So you’ve decided to make a video. Congratulations! Video is an awesome communications tool and a perfect medium for engaging audiences with your cause. And because your video is purpose-driven (a phrase we use at Fenton to mean “a video that helps you meet and exceed your goals”), you may be thinking you need your video to “go viral.”
Challenge: List all the purpose-driven videos you can think of that have “gone viral” (spread like a virus, trended on Twitter, got millions of views in a matter of days). Short list, right? In fact, I can only think of one cause-related video that genuinely went viral this year: Kony 2012 (side note: for an interesting read on the communications plan behind Kony 2012, check out this piece).
The truth is, no one can guarantee a video will go viral. But there is a way to create a successful video, one that helps you accomplish your goals and further your mission whether it goes viral or not.
Below are four steps to creating a successful video, followed by a real-life video campaign that shows the steps in action.
THE FOUR STEPS TO MAKING A SUCCESSFUL VIDEO
1) Identify your target audience.
Who is it exactly that you need to reach with this video? It may be as simple as identifying key stakeholders attending an upcoming meeting who you’re hoping to reach with a particular message. Or, you may need to set up brainstorms with thought leaders, organize focus groups, and conduct research to determine your target audience.
2) Clarify your message.
Now that you’ve identified your audience, you need to direct your message to them specifically. You want them to know exactly what to do the moment the video ends. Are you asking them to open their wallets and donate? Join a march? Sign a petition? Call their senator? Change their vote? Whatever it is, make the call to action clear and accessible.
3) Tell a great story.
You know who your audience is. You know what you want them to do. Now, it’s time to develop the creative approach that will connect your audience with your message. Whether it’s a personal story shared direct-to-camera or animated graphics of mind-changing data, your video’s content has to be emotionally compelling so that it captivates your audience and motivates them to take action.
4) Deploy a strategic communications campaign.
No matter how good your video is, it’s a wasted effort if you don’t get it in front of your target audience. It’s crucial to create a comprehensive strategic communications plan that will guide you in distributing the video and continuing the engagement with your audience once they’ve taken action.
THE FOUR STEPS IN ACTION: BREAKTHROUGH’S BELL BAJAO SERIES

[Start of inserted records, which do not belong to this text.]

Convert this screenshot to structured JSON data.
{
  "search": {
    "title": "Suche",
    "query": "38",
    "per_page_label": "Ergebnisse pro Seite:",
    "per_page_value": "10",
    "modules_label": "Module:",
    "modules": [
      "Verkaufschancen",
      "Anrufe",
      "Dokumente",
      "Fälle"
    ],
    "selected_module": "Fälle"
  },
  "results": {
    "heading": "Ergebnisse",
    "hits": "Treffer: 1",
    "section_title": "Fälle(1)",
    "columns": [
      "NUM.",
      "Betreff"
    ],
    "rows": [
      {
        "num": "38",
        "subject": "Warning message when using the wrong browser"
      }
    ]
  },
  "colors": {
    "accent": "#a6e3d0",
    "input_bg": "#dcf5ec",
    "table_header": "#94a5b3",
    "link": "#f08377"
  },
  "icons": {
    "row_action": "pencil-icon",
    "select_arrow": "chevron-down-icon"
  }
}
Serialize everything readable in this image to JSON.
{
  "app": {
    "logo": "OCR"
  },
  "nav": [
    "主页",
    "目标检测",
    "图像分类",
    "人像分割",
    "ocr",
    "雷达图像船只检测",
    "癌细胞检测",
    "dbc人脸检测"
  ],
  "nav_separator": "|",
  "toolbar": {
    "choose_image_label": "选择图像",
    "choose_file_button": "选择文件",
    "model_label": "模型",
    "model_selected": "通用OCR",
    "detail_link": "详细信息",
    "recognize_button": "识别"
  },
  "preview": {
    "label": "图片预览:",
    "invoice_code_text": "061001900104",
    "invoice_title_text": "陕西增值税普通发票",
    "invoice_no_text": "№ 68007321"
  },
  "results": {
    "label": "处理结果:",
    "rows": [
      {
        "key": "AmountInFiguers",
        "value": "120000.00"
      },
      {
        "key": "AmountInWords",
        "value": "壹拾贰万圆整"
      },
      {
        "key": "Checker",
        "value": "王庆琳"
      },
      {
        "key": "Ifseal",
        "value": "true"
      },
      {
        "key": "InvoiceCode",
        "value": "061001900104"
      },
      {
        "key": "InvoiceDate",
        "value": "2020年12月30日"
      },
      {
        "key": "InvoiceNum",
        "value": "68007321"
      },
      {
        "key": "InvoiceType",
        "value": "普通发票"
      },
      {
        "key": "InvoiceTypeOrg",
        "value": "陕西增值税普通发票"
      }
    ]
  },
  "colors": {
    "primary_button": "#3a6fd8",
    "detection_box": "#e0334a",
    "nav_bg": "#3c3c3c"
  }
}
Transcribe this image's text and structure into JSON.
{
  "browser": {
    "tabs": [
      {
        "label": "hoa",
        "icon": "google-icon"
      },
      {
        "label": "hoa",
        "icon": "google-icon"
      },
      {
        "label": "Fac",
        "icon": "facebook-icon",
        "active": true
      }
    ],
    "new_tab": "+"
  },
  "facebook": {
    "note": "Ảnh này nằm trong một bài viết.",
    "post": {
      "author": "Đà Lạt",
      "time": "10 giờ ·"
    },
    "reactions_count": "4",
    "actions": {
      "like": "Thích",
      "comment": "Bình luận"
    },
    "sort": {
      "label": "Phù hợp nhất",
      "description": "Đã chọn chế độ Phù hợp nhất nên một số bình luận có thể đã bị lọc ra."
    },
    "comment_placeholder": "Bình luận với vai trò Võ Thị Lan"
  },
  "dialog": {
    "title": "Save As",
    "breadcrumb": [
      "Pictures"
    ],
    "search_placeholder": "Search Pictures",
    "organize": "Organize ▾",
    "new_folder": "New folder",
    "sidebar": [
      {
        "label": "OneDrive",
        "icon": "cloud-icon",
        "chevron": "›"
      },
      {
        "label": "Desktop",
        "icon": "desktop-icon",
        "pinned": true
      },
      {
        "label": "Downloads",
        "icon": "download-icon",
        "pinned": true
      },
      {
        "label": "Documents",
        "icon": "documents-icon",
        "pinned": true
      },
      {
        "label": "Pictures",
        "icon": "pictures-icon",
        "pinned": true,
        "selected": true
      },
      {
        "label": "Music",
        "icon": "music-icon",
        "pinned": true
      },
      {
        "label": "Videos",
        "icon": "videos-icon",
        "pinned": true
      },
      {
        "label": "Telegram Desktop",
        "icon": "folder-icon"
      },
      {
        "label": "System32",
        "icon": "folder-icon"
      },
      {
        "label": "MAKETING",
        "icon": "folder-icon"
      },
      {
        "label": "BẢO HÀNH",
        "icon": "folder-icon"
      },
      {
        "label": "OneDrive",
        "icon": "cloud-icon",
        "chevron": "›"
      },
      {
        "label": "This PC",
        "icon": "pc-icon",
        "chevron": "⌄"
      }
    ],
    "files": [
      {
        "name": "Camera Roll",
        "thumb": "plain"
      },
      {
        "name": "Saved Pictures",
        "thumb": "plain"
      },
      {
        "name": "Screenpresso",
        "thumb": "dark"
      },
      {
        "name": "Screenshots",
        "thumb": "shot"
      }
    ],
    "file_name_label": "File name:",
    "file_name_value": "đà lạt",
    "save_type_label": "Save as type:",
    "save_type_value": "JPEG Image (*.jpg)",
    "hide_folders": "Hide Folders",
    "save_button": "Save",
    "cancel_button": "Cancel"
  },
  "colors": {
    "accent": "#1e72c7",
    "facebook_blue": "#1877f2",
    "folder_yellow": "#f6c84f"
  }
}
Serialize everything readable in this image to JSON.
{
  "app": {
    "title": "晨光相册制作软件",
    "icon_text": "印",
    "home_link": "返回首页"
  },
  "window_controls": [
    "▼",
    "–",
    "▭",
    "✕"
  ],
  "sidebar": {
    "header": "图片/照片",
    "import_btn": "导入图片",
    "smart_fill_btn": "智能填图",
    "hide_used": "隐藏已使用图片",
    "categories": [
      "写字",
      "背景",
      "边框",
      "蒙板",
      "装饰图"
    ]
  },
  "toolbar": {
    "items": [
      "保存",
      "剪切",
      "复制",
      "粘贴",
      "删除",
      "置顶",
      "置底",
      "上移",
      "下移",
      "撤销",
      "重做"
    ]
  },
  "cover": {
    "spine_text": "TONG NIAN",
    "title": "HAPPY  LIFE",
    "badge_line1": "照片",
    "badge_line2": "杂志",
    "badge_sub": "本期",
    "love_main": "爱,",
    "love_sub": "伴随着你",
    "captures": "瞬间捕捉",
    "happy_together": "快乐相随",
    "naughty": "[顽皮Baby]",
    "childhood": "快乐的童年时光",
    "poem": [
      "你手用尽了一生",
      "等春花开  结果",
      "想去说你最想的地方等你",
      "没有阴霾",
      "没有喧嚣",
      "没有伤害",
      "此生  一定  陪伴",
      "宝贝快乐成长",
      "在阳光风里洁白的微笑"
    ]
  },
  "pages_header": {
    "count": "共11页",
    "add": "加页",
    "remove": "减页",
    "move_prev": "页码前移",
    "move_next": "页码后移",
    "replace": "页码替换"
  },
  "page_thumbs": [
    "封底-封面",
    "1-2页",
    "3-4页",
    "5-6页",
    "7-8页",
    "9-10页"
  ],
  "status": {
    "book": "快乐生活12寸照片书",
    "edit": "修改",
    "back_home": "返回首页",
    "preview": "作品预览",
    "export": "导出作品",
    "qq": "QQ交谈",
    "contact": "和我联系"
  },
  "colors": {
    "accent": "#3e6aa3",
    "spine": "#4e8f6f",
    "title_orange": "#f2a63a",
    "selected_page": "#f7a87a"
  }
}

Take a moment to watch “Ring, Ring”, a video from the Ring the Bell (Bell Bajao) series. Launched by the global human rights organization Breakthrough, the Bell Bajao campaign calls upon men and boys to take a stand against domestic violence.
Mallika Dutt, Breakthrough’s President and CEO, shared some insights with me about the Bell Bajao campaign, which launched in India and is now being worked across the globe. Here’s how Breakthrough used the four steps to create a series of successful videos:
1. Audience: Identified!
Many efforts have been made to reduce domestic violence, but until the Bell Bajao campaign, men and boys had rarely been seen as part of the solution. Breakthrough realized they needed to involve males or the cycle of violence against women would only continue. Once they knew who they wanted to reach, Breakthrough was able to look more deeply at the issue and develop an effective message for this audience.
2. Message: Clear!
Breakthrough’s research told them that while most males don’t approve of violence against women, they typically do not feel comfortable intervening in a domestic dispute. Providing them with a simple, non-confrontational action to take that would help them “interrupt” a dispute could empower them to change the dynamic. The action Breakthrough came up with: Ring The Bell.
3. Story: Compelling!
There are multiple videos in the Ring The Bell campaign. In each one, a “hero” interrupts an escalating domestic dispute; each time, he uses a different excuse for having rung the doorbell (example: “Can I borrow your phone?”). It’s fun to watch them unfold and I won’t ruin it for you, but the idea of the campaign is that even the lamest excuse will do the job.
4. Strategy: Ready, Set, Go (and go, and go)!
The Bell Bajao campaign, which is now four years old, began with three PSA videos that aired on India’s Star Network in partnership with the Ministry of Women and Child Development. They were followed by three more videos that were based on true stories, and which have been broadcast and shared at film festivals and at thousands of events around the world.
The videos in this campaign have not gone “viral” like Kony 2012. But they have been enormously successful at reaching the target audience. Dutt explains: “More than 130,000 people have seen our ads in India alone; more than 75,000 change agents have been empowered to lead in their communities through our human rights trainings… Countries from China to Canada have created their own version of the ads.”
The Ring the Bell videos are helping turn domestic violence from culturally inevitable to culturally objectionable. Breakthrough conducted baseline, midline, and endline reports, and the results show a 40% increase in both the ability to identify domestic violence and the belief that violence is wrong. That’s what I’d call a successful video campaign.
Kittty Overton is Fenton’s Producer of Strategic Content.
To see some of the successful videos we’ve created as part of strategic communications campaigns for our clients at Fenton, visit us at www.fenton.com/studios or call us at 212.584.5000.